NASA already has a number of press conferences scheduled for the coming days, and we're sure to learn a lot about how well New Horizons performed and, hopefully, some new information about Ultima Thule as well.
As revellers watched fireworks exploding in the night sky, billions of kilometres beyond the spectacle, NASA's New Horizons probe quietly notched up another unbelievable first - making its closest approach to the most distant object ever visited by a spacecraft.
Dr. Stern added that while this week's images should be a dramatic improvement over what is now known about the Kuiper Belt, scientists will not have their best views downloaded until February.
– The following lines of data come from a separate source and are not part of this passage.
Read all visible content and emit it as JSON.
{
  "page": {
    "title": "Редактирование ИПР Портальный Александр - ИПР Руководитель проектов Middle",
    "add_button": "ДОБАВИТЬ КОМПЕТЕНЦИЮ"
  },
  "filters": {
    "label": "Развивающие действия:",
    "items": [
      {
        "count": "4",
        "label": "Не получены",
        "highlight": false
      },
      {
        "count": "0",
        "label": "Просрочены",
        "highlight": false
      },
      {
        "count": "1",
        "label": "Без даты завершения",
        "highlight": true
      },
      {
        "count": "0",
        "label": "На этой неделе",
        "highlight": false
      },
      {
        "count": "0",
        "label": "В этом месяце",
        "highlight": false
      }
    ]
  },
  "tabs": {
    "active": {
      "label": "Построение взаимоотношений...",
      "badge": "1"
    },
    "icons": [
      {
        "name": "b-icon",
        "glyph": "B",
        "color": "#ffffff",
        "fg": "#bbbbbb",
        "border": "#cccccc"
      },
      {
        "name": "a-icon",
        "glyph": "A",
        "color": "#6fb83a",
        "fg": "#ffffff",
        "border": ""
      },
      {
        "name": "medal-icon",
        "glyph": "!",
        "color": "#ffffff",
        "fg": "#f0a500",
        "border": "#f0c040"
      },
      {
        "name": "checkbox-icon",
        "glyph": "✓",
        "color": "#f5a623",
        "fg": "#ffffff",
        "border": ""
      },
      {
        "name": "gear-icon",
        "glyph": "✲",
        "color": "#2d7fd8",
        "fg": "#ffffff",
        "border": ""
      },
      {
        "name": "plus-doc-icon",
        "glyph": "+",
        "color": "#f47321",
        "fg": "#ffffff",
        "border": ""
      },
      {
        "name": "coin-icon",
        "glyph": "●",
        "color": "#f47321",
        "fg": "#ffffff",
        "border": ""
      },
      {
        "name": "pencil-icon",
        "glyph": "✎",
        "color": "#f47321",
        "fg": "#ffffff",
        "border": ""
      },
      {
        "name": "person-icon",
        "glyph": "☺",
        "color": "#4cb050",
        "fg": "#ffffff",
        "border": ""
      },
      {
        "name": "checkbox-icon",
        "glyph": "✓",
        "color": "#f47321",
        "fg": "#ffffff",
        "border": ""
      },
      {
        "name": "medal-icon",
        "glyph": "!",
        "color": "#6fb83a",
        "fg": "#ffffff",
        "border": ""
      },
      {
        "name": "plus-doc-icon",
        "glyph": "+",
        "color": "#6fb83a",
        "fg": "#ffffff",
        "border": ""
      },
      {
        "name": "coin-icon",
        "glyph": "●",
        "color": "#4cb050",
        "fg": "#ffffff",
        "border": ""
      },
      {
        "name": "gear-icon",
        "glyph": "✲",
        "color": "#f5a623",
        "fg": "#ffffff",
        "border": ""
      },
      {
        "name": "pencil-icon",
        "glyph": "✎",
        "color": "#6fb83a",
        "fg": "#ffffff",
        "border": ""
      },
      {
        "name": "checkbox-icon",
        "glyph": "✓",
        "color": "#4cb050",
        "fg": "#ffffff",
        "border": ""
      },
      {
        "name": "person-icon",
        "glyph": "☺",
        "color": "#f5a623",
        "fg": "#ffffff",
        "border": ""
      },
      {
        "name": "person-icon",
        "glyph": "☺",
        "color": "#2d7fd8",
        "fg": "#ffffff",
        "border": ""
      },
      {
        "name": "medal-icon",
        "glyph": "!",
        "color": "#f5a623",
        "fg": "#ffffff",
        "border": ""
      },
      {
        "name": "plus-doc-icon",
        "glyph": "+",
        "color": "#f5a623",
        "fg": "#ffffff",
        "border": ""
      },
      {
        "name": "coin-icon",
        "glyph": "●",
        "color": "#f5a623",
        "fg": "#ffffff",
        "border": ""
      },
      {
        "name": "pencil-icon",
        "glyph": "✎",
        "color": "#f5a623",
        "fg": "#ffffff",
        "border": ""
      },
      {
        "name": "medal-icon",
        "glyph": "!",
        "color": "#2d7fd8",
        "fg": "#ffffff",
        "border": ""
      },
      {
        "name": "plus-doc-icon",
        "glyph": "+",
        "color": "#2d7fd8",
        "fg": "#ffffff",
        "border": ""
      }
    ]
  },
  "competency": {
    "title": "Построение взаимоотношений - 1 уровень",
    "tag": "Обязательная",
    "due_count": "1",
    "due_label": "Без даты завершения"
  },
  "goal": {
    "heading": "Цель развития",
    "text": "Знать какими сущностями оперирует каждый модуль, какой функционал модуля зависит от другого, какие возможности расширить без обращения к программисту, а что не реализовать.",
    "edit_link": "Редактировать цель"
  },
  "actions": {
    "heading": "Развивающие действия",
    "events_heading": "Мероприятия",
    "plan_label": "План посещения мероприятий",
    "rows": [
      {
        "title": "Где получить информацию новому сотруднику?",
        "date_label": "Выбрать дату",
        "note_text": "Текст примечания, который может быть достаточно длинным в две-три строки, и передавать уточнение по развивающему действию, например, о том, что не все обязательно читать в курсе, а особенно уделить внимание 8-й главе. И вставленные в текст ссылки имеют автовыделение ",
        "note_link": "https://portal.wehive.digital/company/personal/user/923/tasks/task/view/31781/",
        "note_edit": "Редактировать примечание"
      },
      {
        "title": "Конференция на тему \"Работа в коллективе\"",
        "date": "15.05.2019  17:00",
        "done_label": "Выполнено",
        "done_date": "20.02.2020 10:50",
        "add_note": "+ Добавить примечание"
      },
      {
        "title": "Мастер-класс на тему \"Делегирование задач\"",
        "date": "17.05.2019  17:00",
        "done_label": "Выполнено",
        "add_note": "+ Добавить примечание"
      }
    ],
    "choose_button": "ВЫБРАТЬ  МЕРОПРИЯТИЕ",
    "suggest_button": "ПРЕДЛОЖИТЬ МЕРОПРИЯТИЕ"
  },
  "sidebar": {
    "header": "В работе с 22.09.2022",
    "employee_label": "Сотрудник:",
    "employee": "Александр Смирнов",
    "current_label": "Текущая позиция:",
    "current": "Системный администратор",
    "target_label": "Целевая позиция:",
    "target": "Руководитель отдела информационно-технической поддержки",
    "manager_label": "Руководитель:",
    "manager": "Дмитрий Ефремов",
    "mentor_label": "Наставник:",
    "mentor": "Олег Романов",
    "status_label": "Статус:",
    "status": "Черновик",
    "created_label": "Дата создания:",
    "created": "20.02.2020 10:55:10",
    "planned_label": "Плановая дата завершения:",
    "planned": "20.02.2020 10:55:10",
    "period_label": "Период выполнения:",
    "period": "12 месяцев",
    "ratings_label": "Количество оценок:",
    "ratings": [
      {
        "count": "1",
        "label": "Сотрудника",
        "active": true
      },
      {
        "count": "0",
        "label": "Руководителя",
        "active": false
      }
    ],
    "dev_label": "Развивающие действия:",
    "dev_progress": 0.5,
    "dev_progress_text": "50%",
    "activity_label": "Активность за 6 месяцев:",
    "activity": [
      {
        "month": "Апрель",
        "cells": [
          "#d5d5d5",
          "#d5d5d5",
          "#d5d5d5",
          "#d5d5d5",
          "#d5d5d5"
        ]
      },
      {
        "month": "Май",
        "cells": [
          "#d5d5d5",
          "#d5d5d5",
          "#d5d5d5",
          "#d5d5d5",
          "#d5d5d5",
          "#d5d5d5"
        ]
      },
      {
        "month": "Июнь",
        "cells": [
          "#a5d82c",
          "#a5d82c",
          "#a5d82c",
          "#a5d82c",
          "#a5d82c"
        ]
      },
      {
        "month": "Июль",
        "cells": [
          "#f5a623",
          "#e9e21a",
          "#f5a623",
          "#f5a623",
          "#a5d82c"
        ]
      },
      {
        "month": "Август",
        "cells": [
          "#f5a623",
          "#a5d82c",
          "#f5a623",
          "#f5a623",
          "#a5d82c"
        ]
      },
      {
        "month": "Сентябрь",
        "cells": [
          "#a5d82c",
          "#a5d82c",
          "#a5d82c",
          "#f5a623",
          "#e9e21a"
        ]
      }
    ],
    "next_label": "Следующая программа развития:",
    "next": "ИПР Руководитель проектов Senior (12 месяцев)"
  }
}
"There's a bit of all of us on that spacecraft that will continue after we're long gone here on Earth", she said. "To me, this milestone for New Horizons is full of everything that NASA and NASA science is about". The mission team expects the data to be returned over the next 20 months, with an additional year of data analysis and archiving. The team hopes to get the mission extended and explore more mysterious Kuiper Belt objects in the 2020s.
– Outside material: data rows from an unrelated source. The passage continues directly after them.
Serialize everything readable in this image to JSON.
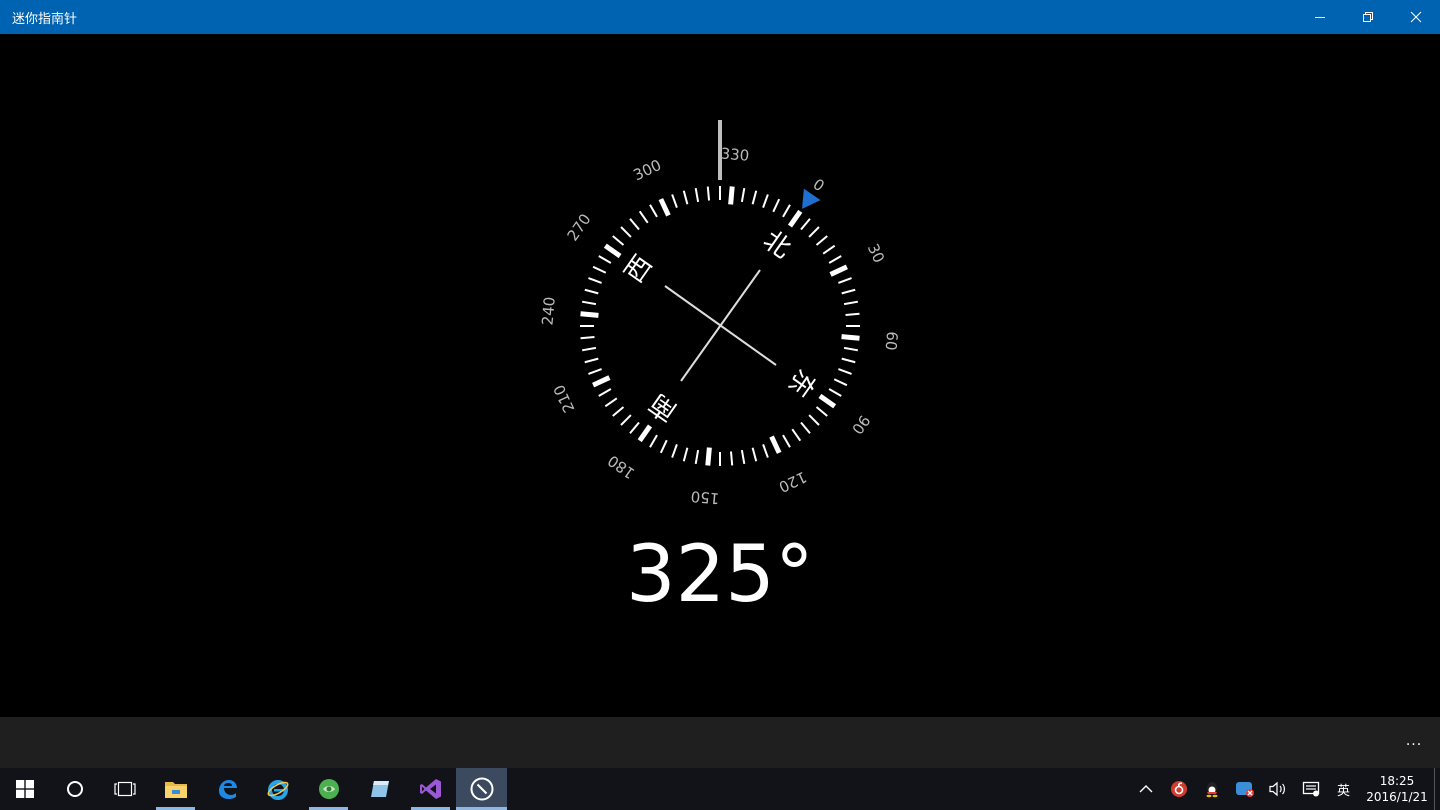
{
  "window": {
    "title": "迷你指南针",
    "title_bar_color": "#0063b1",
    "controls": [
      "minimize-icon",
      "restore-icon",
      "close-icon"
    ]
  },
  "compass": {
    "heading_value": 325,
    "heading_display": "325°",
    "ring_labels": [
      "330",
      "0",
      "30",
      "60",
      "90",
      "120",
      "150",
      "180",
      "210",
      "240",
      "270",
      "300"
    ],
    "cardinal_labels": {
      "north": "北",
      "east": "东",
      "south": "南",
      "west": "西"
    },
    "north_marker_color": "#1e6fd0",
    "ring_color": "#ffffff",
    "label_color": "#bbbbbb"
  },
  "appbar": {
    "more_label": "..."
  },
  "taskbar": {
    "buttons": [
      {
        "name": "start-button",
        "icon": "windows-logo-icon"
      },
      {
        "name": "cortana-button",
        "icon": "search-circle-icon"
      },
      {
        "name": "task-view-button",
        "icon": "task-view-icon"
      },
      {
        "name": "file-explorer-button",
        "icon": "folder-icon"
      },
      {
        "name": "edge-button",
        "icon": "edge-icon"
      },
      {
        "name": "ie-button",
        "icon": "internet-explorer-icon"
      },
      {
        "name": "green-app-button",
        "icon": "green-globe-icon"
      },
      {
        "name": "notebook-app-button",
        "icon": "notebook-icon"
      },
      {
        "name": "visual-studio-button",
        "icon": "visual-studio-icon"
      },
      {
        "name": "compass-app-button",
        "icon": "compass-icon"
      }
    ],
    "tray": {
      "icons": [
        "chevron-up-icon",
        "netease-music-icon",
        "qq-icon",
        "qq-guard-icon",
        "volume-icon",
        "action-center-icon"
      ],
      "ime_label": "英",
      "time": "18:25",
      "date": "2016/1/21"
    }
  }
}
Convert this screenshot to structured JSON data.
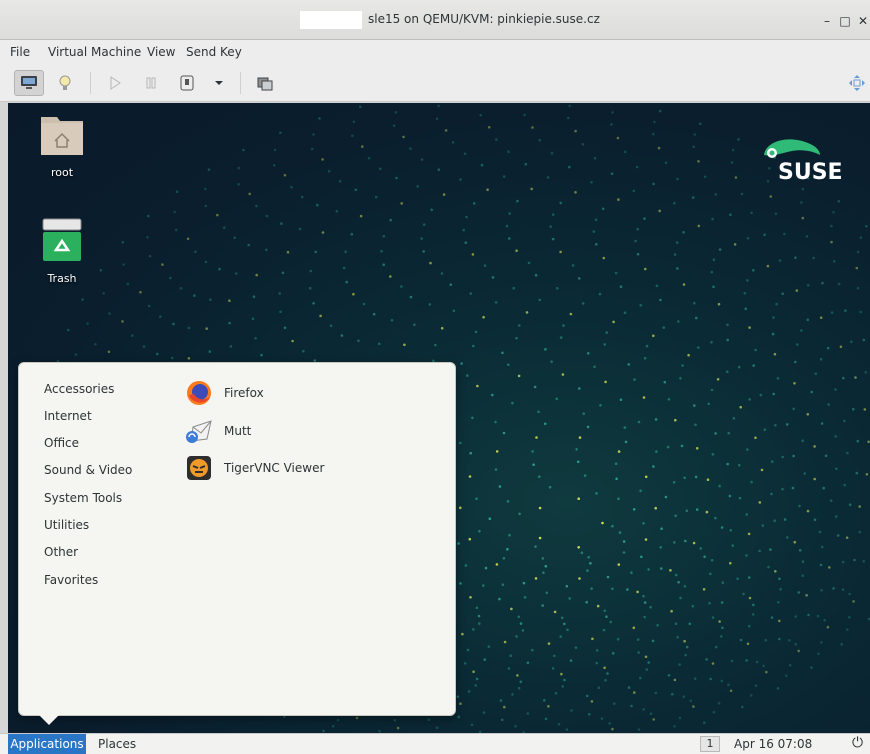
{
  "window": {
    "title": "sle15 on QEMU/KVM: pinkiepie.suse.cz",
    "controls": [
      "minimize-icon",
      "maximize-icon",
      "close-icon"
    ]
  },
  "menubar": {
    "items": [
      "File",
      "Virtual Machine",
      "View",
      "Send Key"
    ]
  },
  "toolbar": {
    "buttons": [
      "console-icon",
      "lightbulb-icon",
      "play-icon",
      "pause-icon",
      "power-icon",
      "chevron-down-icon",
      "screenshot-icon",
      "fullscreen-icon"
    ]
  },
  "desktop": {
    "icons": [
      {
        "label": "root",
        "icon": "home-folder-icon"
      },
      {
        "label": "Trash",
        "icon": "trash-icon"
      }
    ],
    "logo": "SUSE"
  },
  "app_menu": {
    "categories": [
      "Accessories",
      "Internet",
      "Office",
      "Sound & Video",
      "System Tools",
      "Utilities",
      "Other",
      "Favorites"
    ],
    "apps": [
      {
        "label": "Firefox",
        "icon": "firefox-icon"
      },
      {
        "label": "Mutt",
        "icon": "mutt-icon"
      },
      {
        "label": "TigerVNC Viewer",
        "icon": "tigervnc-icon"
      }
    ]
  },
  "panel": {
    "applications": "Applications",
    "places": "Places",
    "workspace": "1",
    "clock": "Apr 16 07:08"
  },
  "colors": {
    "accent": "#2a76c6",
    "desktop_bg": "#0a1e2e",
    "suse_green": "#30ba78"
  }
}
Lead scientist Alan Stern of Southwest Research Institute in Boulder, Colorado, expects the New Year's encounter to be riskier and more hard than the rendezvous with Pluto: The spacecraft is older, the target is smaller, the flyby is closer and the distance from us is greater. In classic and medieval literature, Thule was the most distant, northernmost place beyond the known world. "We'll find out Tuesday".